Now regarded by taxonomists as a highly modified individual hydroid (Chondrophore), rather than a colony of specialised individuals, such as the Portuguese-man-o-war, it floats or ‘sails’ around warmer seas in both the Northern and Southern Hemisphere. The invertebrate is described as “an upside-down polyp of a hydrozoan which did not settle to the bottom and grow sessile, but instead settled on the surface of the water and grew a float”. The disc-like float, with cellophane-like appearance and texture, can reach up to 10cm across and the hollow feeding hollow, often a deep blue in colour, hang a few centimetres below. The tentacles having stinging cells which catch small prey just below the water surface including fish, copepods and other zooplankton.
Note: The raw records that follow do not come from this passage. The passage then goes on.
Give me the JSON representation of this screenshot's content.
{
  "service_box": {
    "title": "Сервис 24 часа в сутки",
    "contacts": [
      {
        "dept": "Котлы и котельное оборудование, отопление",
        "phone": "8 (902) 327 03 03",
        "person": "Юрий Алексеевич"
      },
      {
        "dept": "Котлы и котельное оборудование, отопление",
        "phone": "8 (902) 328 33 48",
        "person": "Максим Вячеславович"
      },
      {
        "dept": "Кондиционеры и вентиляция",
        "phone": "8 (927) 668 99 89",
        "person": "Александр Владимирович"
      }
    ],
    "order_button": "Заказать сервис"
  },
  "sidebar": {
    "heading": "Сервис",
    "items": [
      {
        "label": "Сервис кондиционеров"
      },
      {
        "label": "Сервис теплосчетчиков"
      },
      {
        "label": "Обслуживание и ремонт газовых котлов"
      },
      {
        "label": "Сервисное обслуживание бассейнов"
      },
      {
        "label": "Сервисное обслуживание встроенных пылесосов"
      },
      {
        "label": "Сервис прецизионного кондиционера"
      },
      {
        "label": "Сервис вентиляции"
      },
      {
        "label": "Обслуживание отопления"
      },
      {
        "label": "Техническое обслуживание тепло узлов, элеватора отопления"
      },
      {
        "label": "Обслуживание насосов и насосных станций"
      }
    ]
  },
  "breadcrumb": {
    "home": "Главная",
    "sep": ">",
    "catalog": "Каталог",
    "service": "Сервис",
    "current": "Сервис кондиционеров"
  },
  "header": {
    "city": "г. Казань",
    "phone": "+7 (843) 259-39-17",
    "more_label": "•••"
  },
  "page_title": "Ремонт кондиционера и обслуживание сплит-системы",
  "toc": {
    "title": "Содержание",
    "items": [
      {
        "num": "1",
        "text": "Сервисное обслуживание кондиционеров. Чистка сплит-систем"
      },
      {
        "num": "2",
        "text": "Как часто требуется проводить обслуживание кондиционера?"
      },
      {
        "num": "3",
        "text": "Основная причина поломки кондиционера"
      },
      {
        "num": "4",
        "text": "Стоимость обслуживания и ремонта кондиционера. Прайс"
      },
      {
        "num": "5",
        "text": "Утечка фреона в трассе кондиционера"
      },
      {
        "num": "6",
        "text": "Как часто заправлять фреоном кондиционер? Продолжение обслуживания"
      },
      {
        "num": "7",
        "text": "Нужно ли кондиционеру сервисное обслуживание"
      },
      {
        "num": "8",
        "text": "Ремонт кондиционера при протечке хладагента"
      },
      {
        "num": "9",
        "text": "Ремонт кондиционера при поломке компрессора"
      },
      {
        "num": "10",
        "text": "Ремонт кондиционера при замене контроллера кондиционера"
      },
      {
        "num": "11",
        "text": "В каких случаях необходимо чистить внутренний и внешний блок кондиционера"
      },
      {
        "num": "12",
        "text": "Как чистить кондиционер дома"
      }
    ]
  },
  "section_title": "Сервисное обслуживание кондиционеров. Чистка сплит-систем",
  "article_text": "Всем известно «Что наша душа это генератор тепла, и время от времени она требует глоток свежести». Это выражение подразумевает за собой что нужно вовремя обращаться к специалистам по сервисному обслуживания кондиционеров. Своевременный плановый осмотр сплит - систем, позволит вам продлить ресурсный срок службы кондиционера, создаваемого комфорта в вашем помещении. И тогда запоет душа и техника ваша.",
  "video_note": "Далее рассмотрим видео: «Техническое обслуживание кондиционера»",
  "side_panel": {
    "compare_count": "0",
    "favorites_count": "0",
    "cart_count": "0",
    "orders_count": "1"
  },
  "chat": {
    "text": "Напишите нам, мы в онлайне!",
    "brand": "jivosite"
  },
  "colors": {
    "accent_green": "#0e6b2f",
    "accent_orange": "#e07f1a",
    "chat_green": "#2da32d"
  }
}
There are dimorphic forms with different orientations of the sail. If the sail is orientated NW-SE it sails with wind on its left, whereas the other form with sail orientated NE-SW sails with wind on its right side. While mixed populations can be found, most strandings on UK shores are ‘lefties’, whereas the right sided form is commonly seen off the Atlantic coast of North America.